> **Work instruction**: Every line of the data below must be output exactly, with images left out.

> **Data to examine**:
:::
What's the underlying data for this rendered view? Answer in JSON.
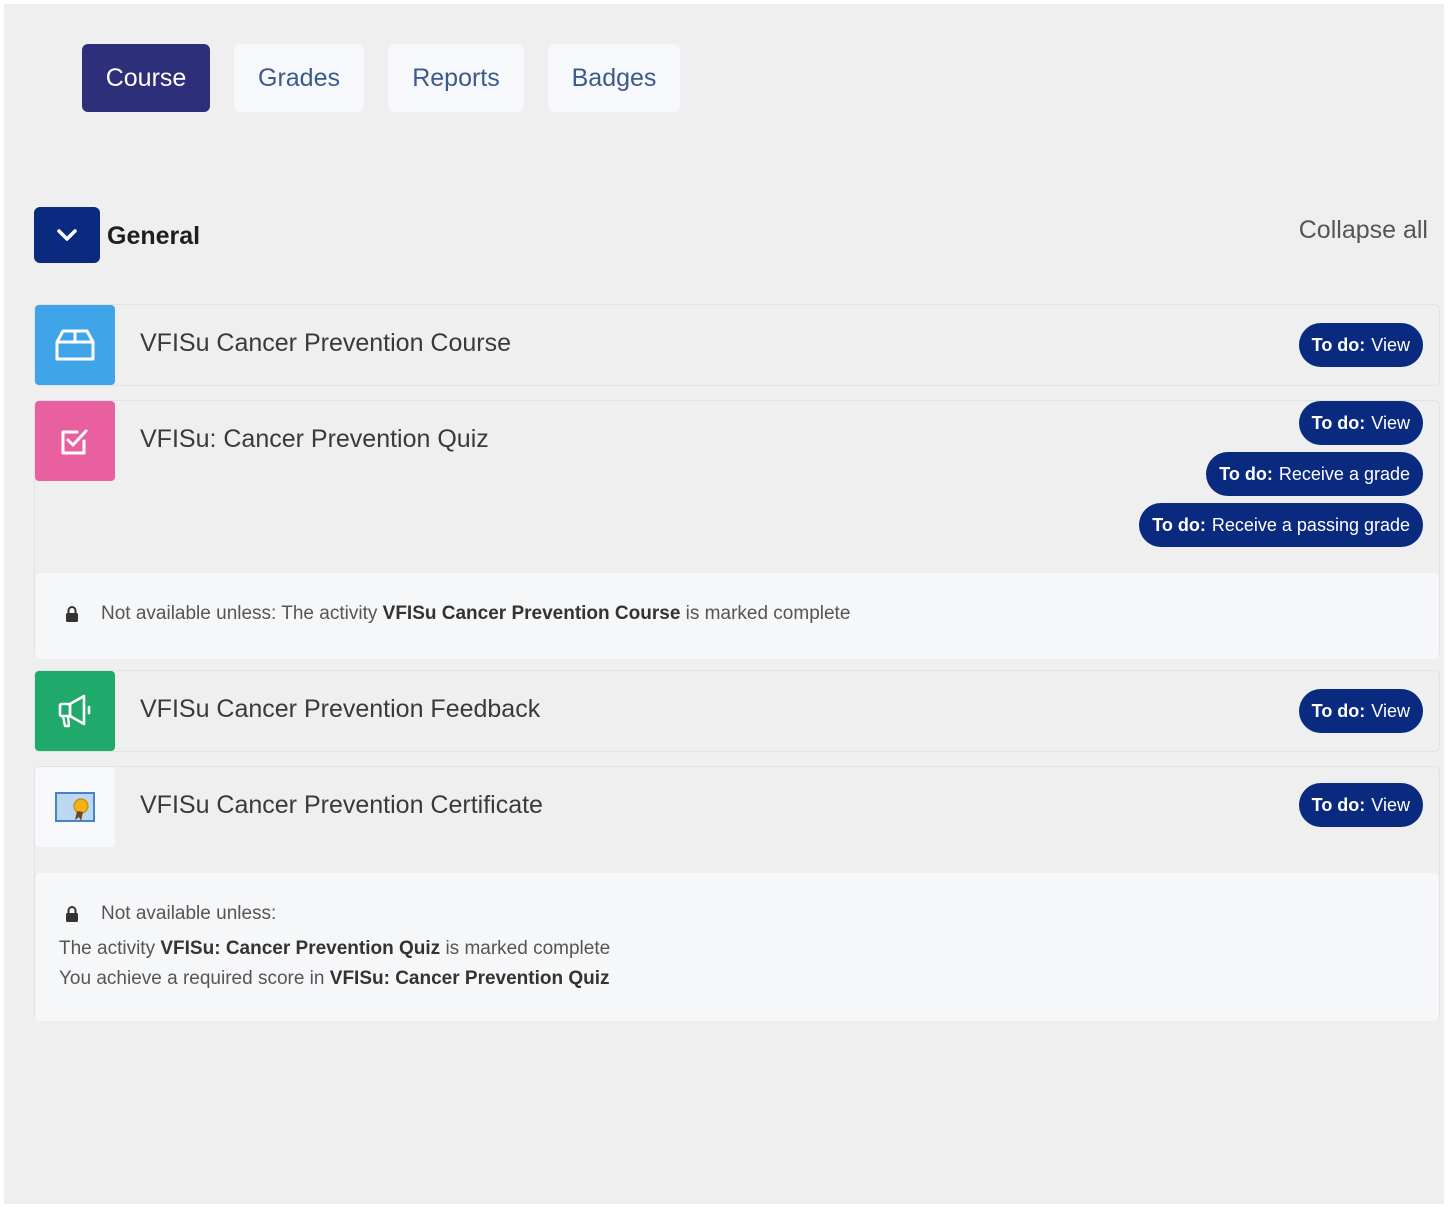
{
  "tabs": [
    {
      "label": "Course",
      "active": true
    },
    {
      "label": "Grades",
      "active": false
    },
    {
      "label": "Reports",
      "active": false
    },
    {
      "label": "Badges",
      "active": false
    }
  ],
  "section": {
    "title": "General",
    "collapse_all": "Collapse all",
    "toggle_icon": "chevron-down-icon"
  },
  "activities": [
    {
      "name": "VFISu Cancer Prevention Course",
      "icon": "package-icon",
      "icon_color": "#3fa5e8",
      "todos": [
        {
          "label": "To do:",
          "value": "View"
        }
      ]
    },
    {
      "name": "VFISu: Cancer Prevention Quiz",
      "icon": "quiz-checkbox-icon",
      "icon_color": "#e8609f",
      "todos": [
        {
          "label": "To do:",
          "value": "View"
        },
        {
          "label": "To do:",
          "value": "Receive a grade"
        },
        {
          "label": "To do:",
          "value": "Receive a passing grade"
        }
      ],
      "restriction": {
        "prefix": "Not available unless: The activity",
        "activity": "VFISu Cancer Prevention Course",
        "suffix": "is marked complete"
      }
    },
    {
      "name": "VFISu Cancer Prevention Feedback",
      "icon": "megaphone-icon",
      "icon_color": "#1fa96b",
      "todos": [
        {
          "label": "To do:",
          "value": "View"
        }
      ]
    },
    {
      "name": "VFISu Cancer Prevention Certificate",
      "icon": "certificate-icon",
      "icon_color": "#f6f8fc",
      "todos": [
        {
          "label": "To do:",
          "value": "View"
        }
      ],
      "restriction": {
        "heading": "Not available unless:",
        "line1_prefix": "The activity",
        "line1_activity": "VFISu: Cancer Prevention Quiz",
        "line1_suffix": "is marked complete",
        "line2_prefix": "You achieve a required score in",
        "line2_activity": "VFISu: Cancer Prevention Quiz"
      }
    }
  ],
  "colors": {
    "primary": "#0a2a80",
    "active_tab": "#2d2f7a",
    "background": "#efefef"
  }
}
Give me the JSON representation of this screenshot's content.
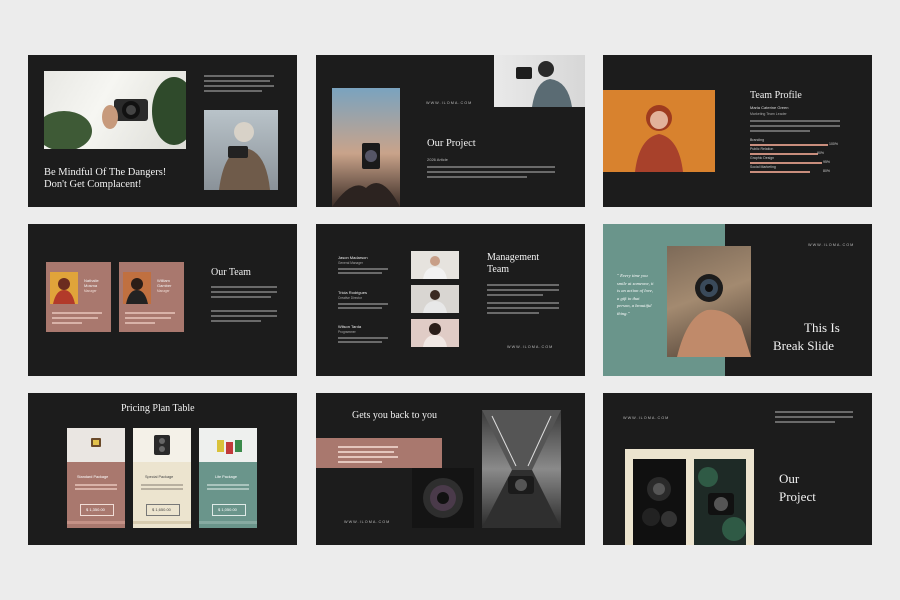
{
  "slides": {
    "s1": {
      "title_line1": "Be Mindful Of The Dangers!",
      "title_line2": "Don't Get Complacent!"
    },
    "s2": {
      "website": "WWW.ILOMA.COM",
      "title": "Our Project",
      "subtitle": "2026 Article"
    },
    "s3": {
      "title": "Team Profile",
      "name": "Maria Caterine Green",
      "role": "Marketing Team Leader",
      "skills": [
        {
          "label": "Branding",
          "percent": "100%",
          "value": 1.0
        },
        {
          "label": "Public Relation",
          "percent": "90%",
          "value": 0.9
        },
        {
          "label": "Graphic Design",
          "percent": "95%",
          "value": 0.95
        },
        {
          "label": "Social Marketing",
          "percent": "80%",
          "value": 0.8
        }
      ]
    },
    "s4": {
      "title": "Our Team",
      "members": [
        {
          "name_line1": "Nathalie",
          "name_line2": "Mosma",
          "role": "Manager"
        },
        {
          "name_line1": "William",
          "name_line2": "Gamber",
          "role": "Manager"
        }
      ]
    },
    "s5": {
      "title_line1": "Management",
      "title_line2": "Team",
      "website": "WWW.ILOMA.COM",
      "members": [
        {
          "name": "Jason Madarson",
          "role": "General Manager"
        },
        {
          "name": "Tricia Rodrigues",
          "role": "Creative Director"
        },
        {
          "name": "Wilson Tarda",
          "role": "Programmer"
        }
      ]
    },
    "s6": {
      "website": "WWW.ILOMA.COM",
      "quote": [
        "\" Every time you",
        "smile at someone, it",
        "is an action of love,",
        "a gift to that",
        "person, a beautiful",
        "thing.\""
      ],
      "title_line1": "This Is",
      "title_line2": "Break Slide"
    },
    "s7": {
      "title": "Pricing Plan Table",
      "plans": [
        {
          "name": "Standard Package",
          "price": "$ 1,350.00"
        },
        {
          "name": "Special Package",
          "price": "$ 1,650.00"
        },
        {
          "name": "Lite Package",
          "price": "$ 1,050.00"
        }
      ]
    },
    "s8": {
      "title": "Gets you back to you",
      "website": "WWW.ILOMA.COM"
    },
    "s9": {
      "website": "WWW.ILOMA.COM",
      "title_line1": "Our",
      "title_line2": "Project"
    }
  },
  "colors": {
    "background": "#ececec",
    "slide": "#1c1c1c",
    "rose": "#a9786e",
    "teal": "#6a958b",
    "cream": "#ece4cf",
    "orange": "#d8822e"
  }
}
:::
> **Written response**:
What's the underlying data for this rendered view? Answer in JSON.
{
  "tabs": [
    {
      "label": "Course",
      "active": true
    },
    {
      "label": "Grades",
      "active": false
    },
    {
      "label": "Reports",
      "active": false
    },
    {
      "label": "Badges",
      "active": false
    }
  ],
  "section": {
    "title": "General",
    "collapse_all": "Collapse all",
    "toggle_icon": "chevron-down-icon"
  },
  "activities": [
    {
      "name": "VFISu Cancer Prevention Course",
      "icon": "package-icon",
      "icon_color": "#3fa5e8",
      "todos": [
        {
          "label": "To do:",
          "value": "View"
        }
      ]
    },
    {
      "name": "VFISu: Cancer Prevention Quiz",
      "icon": "quiz-checkbox-icon",
      "icon_color": "#e8609f",
      "todos": [
        {
          "label": "To do:",
          "value": "View"
        },
        {
          "label": "To do:",
          "value": "Receive a grade"
        },
        {
          "label": "To do:",
          "value": "Receive a passing grade"
        }
      ],
      "restriction": {
        "prefix": "Not available unless: The activity",
        "activity": "VFISu Cancer Prevention Course",
        "suffix": "is marked complete"
      }
    },
    {
      "name": "VFISu Cancer Prevention Feedback",
      "icon": "megaphone-icon",
      "icon_color": "#1fa96b",
      "todos": [
        {
          "label": "To do:",
          "value": "View"
        }
      ]
    },
    {
      "name": "VFISu Cancer Prevention Certificate",
      "icon": "certificate-icon",
      "icon_color": "#f6f8fc",
      "todos": [
        {
          "label": "To do:",
          "value": "View"
        }
      ],
      "restriction": {
        "heading": "Not available unless:",
        "line1_prefix": "The activity",
        "line1_activity": "VFISu: Cancer Prevention Quiz",
        "line1_suffix": "is marked complete",
        "line2_prefix": "You achieve a required score in",
        "line2_activity": "VFISu: Cancer Prevention Quiz"
      }
    }
  ],
  "colors": {
    "primary": "#0a2a80",
    "active_tab": "#2d2f7a",
    "background": "#efefef"
  }
}
Give me the JSON representation of this screenshot's content.
{
  "slides": {
    "s1": {
      "title_line1": "Be Mindful Of The Dangers!",
      "title_line2": "Don't Get Complacent!"
    },
    "s2": {
      "website": "WWW.ILOMA.COM",
      "title": "Our Project",
      "subtitle": "2026 Article"
    },
    "s3": {
      "title": "Team Profile",
      "name": "Maria Caterine Green",
      "role": "Marketing Team Leader",
      "skills": [
        {
          "label": "Branding",
          "percent": "100%",
          "value": 1.0
        },
        {
          "label": "Public Relation",
          "percent": "90%",
          "value": 0.9
        },
        {
          "label": "Graphic Design",
          "percent": "95%",
          "value": 0.95
        },
        {
          "label": "Social Marketing",
          "percent": "80%",
          "value": 0.8
        }
      ]
    },
    "s4": {
      "title": "Our Team",
      "members": [
        {
          "name_line1": "Nathalie",
          "name_line2": "Mosma",
          "role": "Manager"
        },
        {
          "name_line1": "William",
          "name_line2": "Gamber",
          "role": "Manager"
        }
      ]
    },
    "s5": {
      "title_line1": "Management",
      "title_line2": "Team",
      "website": "WWW.ILOMA.COM",
      "members": [
        {
          "name": "Jason Madarson",
          "role": "General Manager"
        },
        {
          "name": "Tricia Rodrigues",
          "role": "Creative Director"
        },
        {
          "name": "Wilson Tarda",
          "role": "Programmer"
        }
      ]
    },
    "s6": {
      "website": "WWW.ILOMA.COM",
      "quote": [
        "\" Every time you",
        "smile at someone, it",
        "is an action of love,",
        "a gift to that",
        "person, a beautiful",
        "thing.\""
      ],
      "title_line1": "This Is",
      "title_line2": "Break Slide"
    },
    "s7": {
      "title": "Pricing Plan Table",
      "plans": [
        {
          "name": "Standard Package",
          "price": "$ 1,350.00"
        },
        {
          "name": "Special Package",
          "price": "$ 1,650.00"
        },
        {
          "name": "Lite Package",
          "price": "$ 1,050.00"
        }
      ]
    },
    "s8": {
      "title": "Gets you back to you",
      "website": "WWW.ILOMA.COM"
    },
    "s9": {
      "website": "WWW.ILOMA.COM",
      "title_line1": "Our",
      "title_line2": "Project"
    }
  },
  "colors": {
    "background": "#ececec",
    "slide": "#1c1c1c",
    "rose": "#a9786e",
    "teal": "#6a958b",
    "cream": "#ece4cf",
    "orange": "#d8822e"
  }
}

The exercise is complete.